In the meantime, Kindle owners might want to let Amazon know how you feel. Perhaps if enough people complain, Amazon will start working with and supporting libraries. And the good news is that local e-book lovers with other brands of e-readers are very happy with the free 3M service because it is faster, easier and less cumbersome than Overdrive.
Next week, we will explore in more detail the friction between libraries and publishers over e-books in today’s digital age. These are complex and contentious issues of importance to anyone who loves books and libraries.
Tomorrow (Friday, March 8) we hope you will drop in to your library for some Scrabble games. This free games session is open to all ages.
The local chapter of the Weston A. Price Foundation, a nonprofit specializing in nutrition education, will begin holding free meetings at the library on the second Saturday of every month from 3–4 p.m. The first meeting will be March 9. Please join us for lively discussions, lectures and food demos on the topics of healthy eating, food and the healing arts.
“Manifest Injustice” by Pulitzer Prize winning journalist Barry Siegel is the true story of a convicted murderer and the lawyers who fought for his freedom – a decades-long saga of a man imprisoned for 38 years for a double homicide he denies commiting.
“A Death in the Small Hours” by Charles Finch is the latest in the Cozy mystery series. “The Bounty Killers: The Loner” by J.A. Johnstone is a western. “Me Before You” by Jojo Moyes tells of an assistant to a quadriplegic who devises adventures they can take together.
“Suspect” by Robert Crais is about an LAPD cop and a German shepherd, both suffering from PTSD. “That Night on Thistle Lane” is the latest in the Swift River Valley mystery series.
Mysteries and thrillers
“Private Berlin” by James Patterson is the latest in the mystery series featuring the world’s most powerful investigative firm.

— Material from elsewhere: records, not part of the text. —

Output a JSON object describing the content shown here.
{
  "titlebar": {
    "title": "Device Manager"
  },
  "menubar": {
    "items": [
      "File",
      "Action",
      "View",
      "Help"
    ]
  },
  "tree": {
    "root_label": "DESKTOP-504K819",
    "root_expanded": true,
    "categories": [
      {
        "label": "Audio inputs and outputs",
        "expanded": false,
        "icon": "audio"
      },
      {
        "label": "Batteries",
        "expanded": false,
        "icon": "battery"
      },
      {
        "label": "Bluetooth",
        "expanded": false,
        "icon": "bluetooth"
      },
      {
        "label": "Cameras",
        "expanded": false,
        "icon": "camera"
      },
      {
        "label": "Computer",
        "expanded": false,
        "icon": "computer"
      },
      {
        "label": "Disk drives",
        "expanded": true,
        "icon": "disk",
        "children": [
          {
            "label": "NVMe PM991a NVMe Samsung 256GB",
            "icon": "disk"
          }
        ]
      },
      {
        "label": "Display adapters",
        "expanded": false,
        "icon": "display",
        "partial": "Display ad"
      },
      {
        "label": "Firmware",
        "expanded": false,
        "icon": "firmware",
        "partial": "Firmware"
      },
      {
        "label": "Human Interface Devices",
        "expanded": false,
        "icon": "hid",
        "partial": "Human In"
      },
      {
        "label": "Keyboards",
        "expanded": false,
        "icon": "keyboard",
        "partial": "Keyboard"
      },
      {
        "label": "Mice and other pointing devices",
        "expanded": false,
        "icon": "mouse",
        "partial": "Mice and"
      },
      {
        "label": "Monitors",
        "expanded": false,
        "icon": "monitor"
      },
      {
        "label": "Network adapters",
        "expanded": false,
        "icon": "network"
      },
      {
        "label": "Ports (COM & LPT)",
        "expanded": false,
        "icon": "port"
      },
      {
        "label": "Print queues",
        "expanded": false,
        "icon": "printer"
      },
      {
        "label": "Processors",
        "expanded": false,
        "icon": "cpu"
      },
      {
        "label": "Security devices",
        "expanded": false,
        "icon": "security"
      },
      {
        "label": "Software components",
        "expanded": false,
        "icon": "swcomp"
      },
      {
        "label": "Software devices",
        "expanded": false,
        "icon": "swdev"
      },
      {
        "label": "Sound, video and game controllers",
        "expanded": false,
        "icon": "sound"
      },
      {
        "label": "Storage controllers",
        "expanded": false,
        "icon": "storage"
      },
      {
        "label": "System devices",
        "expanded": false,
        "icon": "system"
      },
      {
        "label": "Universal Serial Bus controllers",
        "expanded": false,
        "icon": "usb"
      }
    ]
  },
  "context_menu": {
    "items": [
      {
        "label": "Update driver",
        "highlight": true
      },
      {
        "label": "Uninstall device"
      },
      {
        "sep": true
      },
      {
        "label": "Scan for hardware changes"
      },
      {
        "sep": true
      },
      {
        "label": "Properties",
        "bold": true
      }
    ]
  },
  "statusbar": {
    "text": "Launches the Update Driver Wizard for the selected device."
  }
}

Other new novels
“The Painted Girls” by Cathy Marie Buchanan is a story inspired by a real-life model for Edgar Degas. “Ever After” by Kim Harrison is the 11th book in the Hollows series featuring the sexy, supernatural adventures of Rachael Morgan.
Books on CD
“A Memory of Light” by Robert Jordan and Brandon Sanderson is the final volume in the Wheel of Time fantasy series. “Hit Me” by Lawrence Block brings back the popular hit man Keller. “The Night Ranger” by Alex Berenson tells of the kidnapping of four Americans by Somali bandits.
Thanks to our donors
For her generous donation, we thank Charlene Baumgardner. For books and materials this week, we thank Liz Kuhn and many anonymous donors.
“It is not the strongest of the species that survives, nor the most intelligent that survives. It is the one that is the most adaptable to change.” — Charles Darwin (1809-1882), English naturalist and writer.
For more information on library books, services and programs — and to reserve books from the comfort of your home — please visit our website at http://pagosa.colibraries.org/.